Page and application data records
────────────────────

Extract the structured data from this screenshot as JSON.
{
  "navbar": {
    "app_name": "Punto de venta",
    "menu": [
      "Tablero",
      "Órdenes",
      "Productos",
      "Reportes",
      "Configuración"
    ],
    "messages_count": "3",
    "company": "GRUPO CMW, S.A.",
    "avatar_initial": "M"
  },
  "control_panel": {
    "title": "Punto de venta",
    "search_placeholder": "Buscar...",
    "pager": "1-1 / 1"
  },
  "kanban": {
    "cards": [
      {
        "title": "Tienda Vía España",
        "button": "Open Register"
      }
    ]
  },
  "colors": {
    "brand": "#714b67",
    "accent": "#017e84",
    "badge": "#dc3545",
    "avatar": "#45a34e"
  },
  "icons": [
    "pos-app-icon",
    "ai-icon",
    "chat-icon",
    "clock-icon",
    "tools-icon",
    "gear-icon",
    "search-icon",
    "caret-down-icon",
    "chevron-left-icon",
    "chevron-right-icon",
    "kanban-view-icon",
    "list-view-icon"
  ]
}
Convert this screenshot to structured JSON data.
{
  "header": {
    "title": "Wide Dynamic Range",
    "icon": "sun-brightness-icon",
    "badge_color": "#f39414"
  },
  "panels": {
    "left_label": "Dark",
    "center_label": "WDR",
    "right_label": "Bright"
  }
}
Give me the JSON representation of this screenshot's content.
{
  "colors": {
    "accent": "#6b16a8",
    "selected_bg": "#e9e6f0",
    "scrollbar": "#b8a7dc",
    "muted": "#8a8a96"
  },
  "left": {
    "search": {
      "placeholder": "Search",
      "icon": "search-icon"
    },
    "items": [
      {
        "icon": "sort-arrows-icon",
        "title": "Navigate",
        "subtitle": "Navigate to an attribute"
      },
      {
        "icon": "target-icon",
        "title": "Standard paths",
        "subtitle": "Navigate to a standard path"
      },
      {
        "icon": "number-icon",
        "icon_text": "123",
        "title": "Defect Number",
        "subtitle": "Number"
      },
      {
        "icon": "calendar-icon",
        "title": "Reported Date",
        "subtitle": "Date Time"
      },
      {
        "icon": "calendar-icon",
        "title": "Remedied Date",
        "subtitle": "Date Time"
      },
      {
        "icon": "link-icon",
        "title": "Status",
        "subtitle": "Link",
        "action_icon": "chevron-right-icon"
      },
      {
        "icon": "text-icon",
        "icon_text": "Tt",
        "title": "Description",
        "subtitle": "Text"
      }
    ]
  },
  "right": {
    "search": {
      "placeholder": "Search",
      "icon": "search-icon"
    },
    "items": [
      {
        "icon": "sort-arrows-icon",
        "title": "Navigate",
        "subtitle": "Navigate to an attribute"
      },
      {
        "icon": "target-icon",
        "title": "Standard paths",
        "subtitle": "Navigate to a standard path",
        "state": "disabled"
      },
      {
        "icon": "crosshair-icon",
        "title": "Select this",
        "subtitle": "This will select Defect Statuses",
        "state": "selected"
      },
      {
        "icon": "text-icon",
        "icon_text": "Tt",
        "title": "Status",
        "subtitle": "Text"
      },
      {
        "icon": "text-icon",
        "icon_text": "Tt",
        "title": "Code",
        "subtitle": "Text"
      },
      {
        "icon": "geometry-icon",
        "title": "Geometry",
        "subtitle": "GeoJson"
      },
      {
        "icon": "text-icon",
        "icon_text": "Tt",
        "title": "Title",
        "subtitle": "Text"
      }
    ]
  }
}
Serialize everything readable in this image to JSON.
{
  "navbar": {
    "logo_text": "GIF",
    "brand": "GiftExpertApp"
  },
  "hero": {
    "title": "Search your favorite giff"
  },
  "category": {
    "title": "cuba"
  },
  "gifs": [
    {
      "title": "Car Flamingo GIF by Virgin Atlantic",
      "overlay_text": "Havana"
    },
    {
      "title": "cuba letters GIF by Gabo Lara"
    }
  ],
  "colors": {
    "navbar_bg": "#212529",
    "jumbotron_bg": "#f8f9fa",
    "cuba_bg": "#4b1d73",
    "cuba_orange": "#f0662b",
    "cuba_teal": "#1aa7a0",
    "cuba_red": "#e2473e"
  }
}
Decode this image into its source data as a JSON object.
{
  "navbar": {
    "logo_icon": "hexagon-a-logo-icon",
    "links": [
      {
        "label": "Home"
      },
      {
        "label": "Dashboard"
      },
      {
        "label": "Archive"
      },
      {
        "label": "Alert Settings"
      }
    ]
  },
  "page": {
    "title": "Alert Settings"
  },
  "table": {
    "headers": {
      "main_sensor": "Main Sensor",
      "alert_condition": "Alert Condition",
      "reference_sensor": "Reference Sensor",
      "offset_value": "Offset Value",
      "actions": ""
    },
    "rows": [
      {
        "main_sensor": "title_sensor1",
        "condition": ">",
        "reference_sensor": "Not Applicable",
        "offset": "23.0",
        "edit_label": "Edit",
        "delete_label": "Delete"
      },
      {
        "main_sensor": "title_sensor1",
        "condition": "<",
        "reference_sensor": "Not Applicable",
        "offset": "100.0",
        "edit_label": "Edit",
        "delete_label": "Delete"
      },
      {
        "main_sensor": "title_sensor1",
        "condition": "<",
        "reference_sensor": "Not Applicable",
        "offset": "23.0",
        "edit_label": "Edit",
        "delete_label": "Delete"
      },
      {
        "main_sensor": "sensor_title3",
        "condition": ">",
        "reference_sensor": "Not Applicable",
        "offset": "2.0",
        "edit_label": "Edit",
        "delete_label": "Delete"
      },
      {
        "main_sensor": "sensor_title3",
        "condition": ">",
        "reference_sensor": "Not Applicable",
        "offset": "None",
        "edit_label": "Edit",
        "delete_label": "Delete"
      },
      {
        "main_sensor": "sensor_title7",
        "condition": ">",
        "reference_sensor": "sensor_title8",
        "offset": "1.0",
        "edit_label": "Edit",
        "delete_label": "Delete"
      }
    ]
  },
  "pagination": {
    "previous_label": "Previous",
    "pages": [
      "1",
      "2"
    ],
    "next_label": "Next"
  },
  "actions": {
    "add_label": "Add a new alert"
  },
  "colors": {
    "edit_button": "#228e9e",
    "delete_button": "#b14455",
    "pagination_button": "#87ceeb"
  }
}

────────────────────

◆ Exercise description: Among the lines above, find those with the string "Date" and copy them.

◆ Finished exercise:
        "title": "Reported Date",
        "subtitle": "Date Time"
        "title": "Remedied Date",
        "subtitle": "Date Time"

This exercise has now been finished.